A quite different spectacle is presented by those mountains which are principally inhabited by a particular species of gull. To observe one of them I made a special excursion into Lapland. I had at the time a design of writing a book on the life of birds, and had read in some work about three-toed gulls that nested in the bird-mountains in such multitudes "that they darkened the sun when they rose, completely covered the mountain when they sat down upon it, deafened the ears when they screeched, and turned the verdure-clad rocks white where they were sitting." There are only three such mountains known—one in Lapland, one in Iceland, and one in Greenland. The one in Lapland, which is much the most remarkable, lies out of the course of the steamer, and we were therefore obliged to charter a special boat to reach it. A storm compelled us to go into a harbor of refuge. When the tempest had abated, about midnight, we continued our voyage.
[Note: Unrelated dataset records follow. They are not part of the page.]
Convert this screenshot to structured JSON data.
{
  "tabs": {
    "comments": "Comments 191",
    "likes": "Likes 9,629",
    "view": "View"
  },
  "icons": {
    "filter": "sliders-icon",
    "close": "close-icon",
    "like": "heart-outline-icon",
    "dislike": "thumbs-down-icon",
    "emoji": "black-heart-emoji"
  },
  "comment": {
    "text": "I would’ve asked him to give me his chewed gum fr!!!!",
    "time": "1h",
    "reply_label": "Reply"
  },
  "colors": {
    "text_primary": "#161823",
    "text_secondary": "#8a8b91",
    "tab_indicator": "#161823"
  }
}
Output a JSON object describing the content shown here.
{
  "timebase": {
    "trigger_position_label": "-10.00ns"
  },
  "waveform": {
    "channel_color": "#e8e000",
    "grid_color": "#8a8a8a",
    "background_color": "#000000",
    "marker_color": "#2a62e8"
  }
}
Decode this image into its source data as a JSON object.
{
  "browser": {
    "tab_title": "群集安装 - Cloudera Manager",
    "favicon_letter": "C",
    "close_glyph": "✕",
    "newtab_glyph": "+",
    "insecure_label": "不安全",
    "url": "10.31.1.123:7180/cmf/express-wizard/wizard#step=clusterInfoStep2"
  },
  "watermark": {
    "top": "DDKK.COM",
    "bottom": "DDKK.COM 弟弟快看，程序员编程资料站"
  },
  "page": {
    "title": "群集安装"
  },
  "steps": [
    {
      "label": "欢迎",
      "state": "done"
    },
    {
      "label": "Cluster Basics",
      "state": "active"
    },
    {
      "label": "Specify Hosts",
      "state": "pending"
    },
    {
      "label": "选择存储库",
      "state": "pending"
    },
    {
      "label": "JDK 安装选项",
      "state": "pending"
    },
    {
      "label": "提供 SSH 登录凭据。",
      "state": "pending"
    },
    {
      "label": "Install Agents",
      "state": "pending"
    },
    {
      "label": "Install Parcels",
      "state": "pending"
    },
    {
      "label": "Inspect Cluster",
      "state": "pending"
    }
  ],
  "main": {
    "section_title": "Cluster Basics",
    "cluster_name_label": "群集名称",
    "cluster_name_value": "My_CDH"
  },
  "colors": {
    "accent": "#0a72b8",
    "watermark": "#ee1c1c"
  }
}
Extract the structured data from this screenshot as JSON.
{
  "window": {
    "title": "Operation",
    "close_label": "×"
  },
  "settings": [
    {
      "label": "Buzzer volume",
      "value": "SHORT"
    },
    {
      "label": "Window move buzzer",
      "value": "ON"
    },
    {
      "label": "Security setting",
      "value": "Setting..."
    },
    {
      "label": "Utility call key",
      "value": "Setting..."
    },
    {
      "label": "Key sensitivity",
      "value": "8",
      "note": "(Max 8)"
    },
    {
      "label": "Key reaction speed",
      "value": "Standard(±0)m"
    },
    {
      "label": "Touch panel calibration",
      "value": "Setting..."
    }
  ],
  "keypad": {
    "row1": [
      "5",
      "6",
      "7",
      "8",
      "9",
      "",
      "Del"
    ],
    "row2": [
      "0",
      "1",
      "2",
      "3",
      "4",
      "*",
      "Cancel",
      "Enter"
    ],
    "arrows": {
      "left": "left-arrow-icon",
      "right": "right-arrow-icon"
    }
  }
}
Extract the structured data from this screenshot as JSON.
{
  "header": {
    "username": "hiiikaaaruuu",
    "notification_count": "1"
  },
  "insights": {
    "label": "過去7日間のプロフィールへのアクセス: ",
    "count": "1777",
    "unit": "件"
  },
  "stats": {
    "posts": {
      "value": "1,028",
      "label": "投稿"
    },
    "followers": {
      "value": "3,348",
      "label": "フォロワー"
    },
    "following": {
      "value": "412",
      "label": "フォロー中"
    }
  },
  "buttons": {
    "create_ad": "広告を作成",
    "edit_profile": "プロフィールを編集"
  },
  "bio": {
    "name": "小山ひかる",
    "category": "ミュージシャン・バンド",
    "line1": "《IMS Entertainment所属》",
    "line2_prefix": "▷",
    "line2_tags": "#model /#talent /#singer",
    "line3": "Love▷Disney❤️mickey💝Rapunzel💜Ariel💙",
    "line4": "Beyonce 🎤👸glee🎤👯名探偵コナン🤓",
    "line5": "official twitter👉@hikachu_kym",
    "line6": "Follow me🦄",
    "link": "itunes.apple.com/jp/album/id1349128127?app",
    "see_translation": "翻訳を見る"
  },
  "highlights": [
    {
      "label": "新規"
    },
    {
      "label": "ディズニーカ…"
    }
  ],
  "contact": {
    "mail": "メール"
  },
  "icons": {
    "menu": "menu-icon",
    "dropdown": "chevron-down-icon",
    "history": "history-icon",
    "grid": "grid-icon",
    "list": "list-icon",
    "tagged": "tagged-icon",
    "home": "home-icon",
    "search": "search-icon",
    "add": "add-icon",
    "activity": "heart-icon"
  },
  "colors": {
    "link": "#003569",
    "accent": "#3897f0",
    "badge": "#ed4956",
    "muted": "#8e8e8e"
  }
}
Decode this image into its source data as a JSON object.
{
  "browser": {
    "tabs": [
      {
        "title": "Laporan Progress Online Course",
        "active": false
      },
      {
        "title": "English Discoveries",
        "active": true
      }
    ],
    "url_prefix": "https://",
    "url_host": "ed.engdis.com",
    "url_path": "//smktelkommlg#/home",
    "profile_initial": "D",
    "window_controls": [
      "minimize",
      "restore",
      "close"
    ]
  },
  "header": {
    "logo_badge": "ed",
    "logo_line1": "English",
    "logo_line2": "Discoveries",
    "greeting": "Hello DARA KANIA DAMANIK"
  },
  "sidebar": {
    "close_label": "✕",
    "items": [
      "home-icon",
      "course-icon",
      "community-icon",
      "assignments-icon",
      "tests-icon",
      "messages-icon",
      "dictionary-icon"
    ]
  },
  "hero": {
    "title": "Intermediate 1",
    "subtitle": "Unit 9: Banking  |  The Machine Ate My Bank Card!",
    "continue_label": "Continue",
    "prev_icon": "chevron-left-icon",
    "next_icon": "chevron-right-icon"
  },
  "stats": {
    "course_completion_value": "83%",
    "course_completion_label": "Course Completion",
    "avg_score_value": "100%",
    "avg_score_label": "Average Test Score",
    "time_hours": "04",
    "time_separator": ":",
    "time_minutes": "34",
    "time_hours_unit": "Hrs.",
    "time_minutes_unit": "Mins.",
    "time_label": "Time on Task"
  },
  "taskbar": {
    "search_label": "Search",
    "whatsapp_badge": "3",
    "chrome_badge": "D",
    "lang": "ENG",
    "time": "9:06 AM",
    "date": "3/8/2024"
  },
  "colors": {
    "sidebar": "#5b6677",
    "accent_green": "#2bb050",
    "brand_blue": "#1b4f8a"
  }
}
The waves were still high, and single gulls shot before and around us like dazzling white flashes. All at once, at Cape Svaerholm, not far from the North Strait, there rose before us a great black cliff. It looked like a large marble table covered with millions of little white points that shone like stars. We fired a shot at them, when, as soon as the report had ceased, these became living birds, pure white gulls, and sunk in a few minutes hastily down to the sea in so compact a throng that I might have thought a snow-storm had broken loose and was pouring its immense flakes down from the sky. For a few minutes it snowed birds as far as one could see. The surge rolled wild, but it was the euphonious accompaniment of the rustling of the wings and of the shrieks of the frightened sea-birds. As far as the eye could reach the waves were covered with the foam-born children of the sea, and the cliff and the mountain were as white-dotted as before. Yet these were only the males, which had rushed away on the approach of danger.